Canvas Components, Controls and more!
ZIMjs at http://zimjs.com is a library of interactive media modules built for and with CreateJS. ZIM provides one-line drag and drop, multiple hitTests, over a dozen components, parallax, responsive design, and much more to help you build with CreateJS.
ZIM was created by Inventor Dan Zen who is a Canadian New Media Awards Programmer and Educator of the Year. Zen has been coding Interactive Media since the critically acclaimed CD Rom, Understanding McLuhan, built in 1995 with Macromedia Director. He then moved on to Flash, building many dozens of Flash apps found in the extensive Dan Zen Museum at http://danzen.com.
Here are Zen’s thoughts on using CreateJS to build ZIM:
For over twenty years, tool-makers and developers have been honing Interactive Media so I was delighted and relieved to find all the necessities in CreateJS. Subtle but important features like mouseChildren, localToGlobal, etc. are all there. We even got some nice improvements like using on() instead of the notoriously lengthy addEventListener(). The CreateJS team also looks out for us with respect to performance by separating out stage updates and bounds settings.
document.getElementById('rect').style.transform="rotate(" + num + "deg)";
here is rotating an object in CreateJS:
rect.rotation = num;
CreateJS and in particular, EaselJS gives us a Display List which is the foundation for Interactive Media like we had in Flash (or a Scene Graph in gaming, Document Object Model (DOM) in HTML). Since CreateJS works on the Canvas, I have taken to calling it the Bitmap Object Model or BOM. Containers, Bitmaps, Text, Shapes, etc. along with a robust Event model are all provided. However, we are missing the components found in Flash. Not only that, I had built up a library of 190 custom classes in Flash before moving over to CreateJS.
The students like having their script control visual elements like shapes, text, bitmaps and sound. They enjoy doing animated art works , games and e-learning apps and liked drag and drop, hit tests, and the ease of applying rotation and transparencies. It is a very visual way to learn and practice the basics of programming like variables, conditionals, functions, loops and arrays. The types of basics we look at can be seen on ZIM Bits.
CreateJS gives us the flexibility that we need to make Interactive Media projects so we teach CreateJS from the ground up. When making interactive media, we see patterns or steps that we do over and over. We can abstract (take out) the steps and put them in functions and classes of code that we use over and over. That is what ZIM does – it is a library of common Interactive Media tasks. You can have a look at these functions and classes to get a better idea here: http://zimjs.com/code/docs.html. For instance, we are often dragging and dropping, and making buttons, etc. so look closely at the Create, Build and Pages modules that relate directly to CreateJS.

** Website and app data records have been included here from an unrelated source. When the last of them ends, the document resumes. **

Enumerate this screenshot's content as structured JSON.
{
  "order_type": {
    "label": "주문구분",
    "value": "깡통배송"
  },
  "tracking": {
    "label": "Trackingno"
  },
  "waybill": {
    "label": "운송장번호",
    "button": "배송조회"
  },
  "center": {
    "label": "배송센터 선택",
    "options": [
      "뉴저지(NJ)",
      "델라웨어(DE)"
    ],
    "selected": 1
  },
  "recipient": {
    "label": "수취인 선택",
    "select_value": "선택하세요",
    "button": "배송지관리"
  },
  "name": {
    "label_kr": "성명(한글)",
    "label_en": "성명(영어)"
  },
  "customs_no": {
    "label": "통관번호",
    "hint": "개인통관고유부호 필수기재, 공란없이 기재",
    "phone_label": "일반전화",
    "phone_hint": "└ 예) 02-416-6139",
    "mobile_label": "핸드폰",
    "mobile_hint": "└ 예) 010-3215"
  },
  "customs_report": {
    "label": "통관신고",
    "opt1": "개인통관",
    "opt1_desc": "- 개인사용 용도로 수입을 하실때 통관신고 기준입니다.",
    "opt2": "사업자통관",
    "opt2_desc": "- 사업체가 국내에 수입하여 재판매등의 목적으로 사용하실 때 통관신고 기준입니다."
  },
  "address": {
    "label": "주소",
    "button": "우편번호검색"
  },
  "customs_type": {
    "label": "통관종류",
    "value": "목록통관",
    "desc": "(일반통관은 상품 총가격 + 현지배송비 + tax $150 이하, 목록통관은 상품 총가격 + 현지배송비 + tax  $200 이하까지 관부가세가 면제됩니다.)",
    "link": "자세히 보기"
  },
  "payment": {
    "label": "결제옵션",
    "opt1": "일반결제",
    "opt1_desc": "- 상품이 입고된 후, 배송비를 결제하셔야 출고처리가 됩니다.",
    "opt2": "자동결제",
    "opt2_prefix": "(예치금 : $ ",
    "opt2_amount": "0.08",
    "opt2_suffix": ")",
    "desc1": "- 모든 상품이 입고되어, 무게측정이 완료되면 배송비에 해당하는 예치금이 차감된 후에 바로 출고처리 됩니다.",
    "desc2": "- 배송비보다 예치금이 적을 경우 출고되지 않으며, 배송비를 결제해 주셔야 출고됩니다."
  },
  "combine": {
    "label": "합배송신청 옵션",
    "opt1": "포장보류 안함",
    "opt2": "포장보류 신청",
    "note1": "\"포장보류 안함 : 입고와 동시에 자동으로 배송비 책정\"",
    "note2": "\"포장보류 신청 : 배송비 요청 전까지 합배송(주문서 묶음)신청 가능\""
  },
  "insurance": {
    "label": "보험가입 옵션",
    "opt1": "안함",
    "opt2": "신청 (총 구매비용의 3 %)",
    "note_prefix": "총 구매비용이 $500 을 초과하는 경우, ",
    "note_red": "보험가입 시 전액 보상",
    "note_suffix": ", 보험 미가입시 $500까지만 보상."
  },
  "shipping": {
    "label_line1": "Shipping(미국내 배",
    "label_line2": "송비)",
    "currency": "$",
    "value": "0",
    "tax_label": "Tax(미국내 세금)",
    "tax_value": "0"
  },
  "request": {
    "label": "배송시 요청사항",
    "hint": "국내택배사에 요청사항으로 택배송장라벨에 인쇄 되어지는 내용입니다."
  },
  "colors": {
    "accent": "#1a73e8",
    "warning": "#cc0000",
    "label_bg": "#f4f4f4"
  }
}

Providing flexibility is empowering but can some times lead to more code. CreateJS, for example, gives us TweenJS to animate properties. We are also given a Ticker in which we can update the stage as we animate. This separation is important because it gives us the flexibility to animate several things and yet just use one Ticker for updating the stage. If CreateJS automatically updated the stage for each animation, then that would lead to extra stage updates which can be costly for performance, especially on mobile.
Still, we then have to remember to add a Ticker event and remove the event when the animation is done. So I wrapped TweenJS in an ZIM animate() function that automatically adds and removes the Ticker event. This would then cause multiple updates if they animated more than one object. So I adjusted ZIM to use a global Ticker event that updating the components can also share. The global Ticker only updates the stage if there are functions added to it and it is fine-tuned by a few constants and properties.
The flexibility of CreateJS also shows up in PreloadJS where we can load all sorts of media in several ways. This is a bit tricky to memorize – not that you have to memorize it, but it is always more comfortable to code when you can. So recently, I added asset loading to the framework of ZIM – that being zim.Frame(). Frame is responsible for abstracting almost 100 lines of code to give you a template that makes your canvas tag and stage, handles various scaling modes and requirements for mobile. Asset loading is now two lines along with the event.
To some degree, ZIM is like jQuery but for CreateJS and the Canvas. If you would like to read more about how ZIM works with CreateJS then please have a look at this article: ZIM loves CreateJS on the ZIM blog.